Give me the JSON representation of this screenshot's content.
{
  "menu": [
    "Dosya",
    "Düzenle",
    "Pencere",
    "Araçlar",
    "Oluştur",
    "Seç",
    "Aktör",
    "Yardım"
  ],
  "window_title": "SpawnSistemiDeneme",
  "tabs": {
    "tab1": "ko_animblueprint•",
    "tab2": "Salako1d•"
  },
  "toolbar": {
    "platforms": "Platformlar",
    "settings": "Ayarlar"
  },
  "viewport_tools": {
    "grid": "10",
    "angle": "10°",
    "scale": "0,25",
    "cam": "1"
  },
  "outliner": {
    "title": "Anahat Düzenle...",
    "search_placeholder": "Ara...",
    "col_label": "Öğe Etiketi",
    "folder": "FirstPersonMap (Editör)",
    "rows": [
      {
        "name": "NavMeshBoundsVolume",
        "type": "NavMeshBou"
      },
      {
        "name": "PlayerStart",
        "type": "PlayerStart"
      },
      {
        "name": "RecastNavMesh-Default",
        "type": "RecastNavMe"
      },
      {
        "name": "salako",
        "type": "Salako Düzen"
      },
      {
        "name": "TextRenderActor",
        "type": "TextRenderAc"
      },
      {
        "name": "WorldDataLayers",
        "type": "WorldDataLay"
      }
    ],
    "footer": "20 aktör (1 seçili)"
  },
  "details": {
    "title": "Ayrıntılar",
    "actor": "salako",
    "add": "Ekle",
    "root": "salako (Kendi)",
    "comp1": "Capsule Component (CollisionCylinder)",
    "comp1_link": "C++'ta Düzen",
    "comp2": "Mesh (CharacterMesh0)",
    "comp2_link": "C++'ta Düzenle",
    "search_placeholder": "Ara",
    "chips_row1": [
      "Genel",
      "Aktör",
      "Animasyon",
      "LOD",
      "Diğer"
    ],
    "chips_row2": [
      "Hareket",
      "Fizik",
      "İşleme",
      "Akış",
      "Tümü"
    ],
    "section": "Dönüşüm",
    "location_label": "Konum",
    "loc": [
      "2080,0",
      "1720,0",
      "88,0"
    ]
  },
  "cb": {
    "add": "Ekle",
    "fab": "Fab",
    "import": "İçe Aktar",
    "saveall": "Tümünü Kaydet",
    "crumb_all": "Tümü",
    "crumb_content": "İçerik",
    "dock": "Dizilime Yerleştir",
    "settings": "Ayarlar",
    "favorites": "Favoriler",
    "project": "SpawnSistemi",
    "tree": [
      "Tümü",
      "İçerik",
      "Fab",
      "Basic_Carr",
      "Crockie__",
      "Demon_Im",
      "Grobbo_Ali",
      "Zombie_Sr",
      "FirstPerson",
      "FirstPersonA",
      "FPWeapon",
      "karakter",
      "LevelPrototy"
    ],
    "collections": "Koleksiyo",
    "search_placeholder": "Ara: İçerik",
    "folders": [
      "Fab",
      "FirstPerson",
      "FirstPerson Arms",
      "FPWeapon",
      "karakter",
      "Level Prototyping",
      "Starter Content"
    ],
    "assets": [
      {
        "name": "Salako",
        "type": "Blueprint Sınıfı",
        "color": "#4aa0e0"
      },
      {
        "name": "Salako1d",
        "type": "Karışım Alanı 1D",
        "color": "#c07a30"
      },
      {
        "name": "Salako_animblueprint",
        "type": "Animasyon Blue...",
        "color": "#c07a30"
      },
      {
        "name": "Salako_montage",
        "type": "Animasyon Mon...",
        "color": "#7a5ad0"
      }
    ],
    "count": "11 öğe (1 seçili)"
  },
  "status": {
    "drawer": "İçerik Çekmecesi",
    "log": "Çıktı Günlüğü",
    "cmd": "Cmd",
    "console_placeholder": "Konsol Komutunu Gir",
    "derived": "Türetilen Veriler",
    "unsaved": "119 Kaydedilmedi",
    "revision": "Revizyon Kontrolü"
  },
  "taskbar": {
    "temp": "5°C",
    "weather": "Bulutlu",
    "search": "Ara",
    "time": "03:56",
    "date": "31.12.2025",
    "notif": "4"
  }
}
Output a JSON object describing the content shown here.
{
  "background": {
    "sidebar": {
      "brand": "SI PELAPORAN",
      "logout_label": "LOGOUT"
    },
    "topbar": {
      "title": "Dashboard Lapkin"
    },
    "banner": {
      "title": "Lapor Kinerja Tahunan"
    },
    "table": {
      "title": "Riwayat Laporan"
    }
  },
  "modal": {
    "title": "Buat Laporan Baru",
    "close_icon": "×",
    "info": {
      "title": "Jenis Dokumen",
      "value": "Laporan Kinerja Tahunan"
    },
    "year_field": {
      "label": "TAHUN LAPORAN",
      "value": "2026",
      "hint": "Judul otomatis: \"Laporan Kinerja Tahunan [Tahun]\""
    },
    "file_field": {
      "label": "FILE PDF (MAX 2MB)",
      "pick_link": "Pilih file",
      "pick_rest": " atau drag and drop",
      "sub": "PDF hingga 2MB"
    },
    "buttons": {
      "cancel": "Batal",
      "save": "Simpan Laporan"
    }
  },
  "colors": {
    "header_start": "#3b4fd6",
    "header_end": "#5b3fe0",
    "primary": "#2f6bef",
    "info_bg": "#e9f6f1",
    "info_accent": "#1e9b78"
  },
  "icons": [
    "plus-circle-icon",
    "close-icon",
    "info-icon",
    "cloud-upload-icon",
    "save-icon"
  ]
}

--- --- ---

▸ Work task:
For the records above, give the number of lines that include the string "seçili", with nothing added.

▸ Output for this task:
2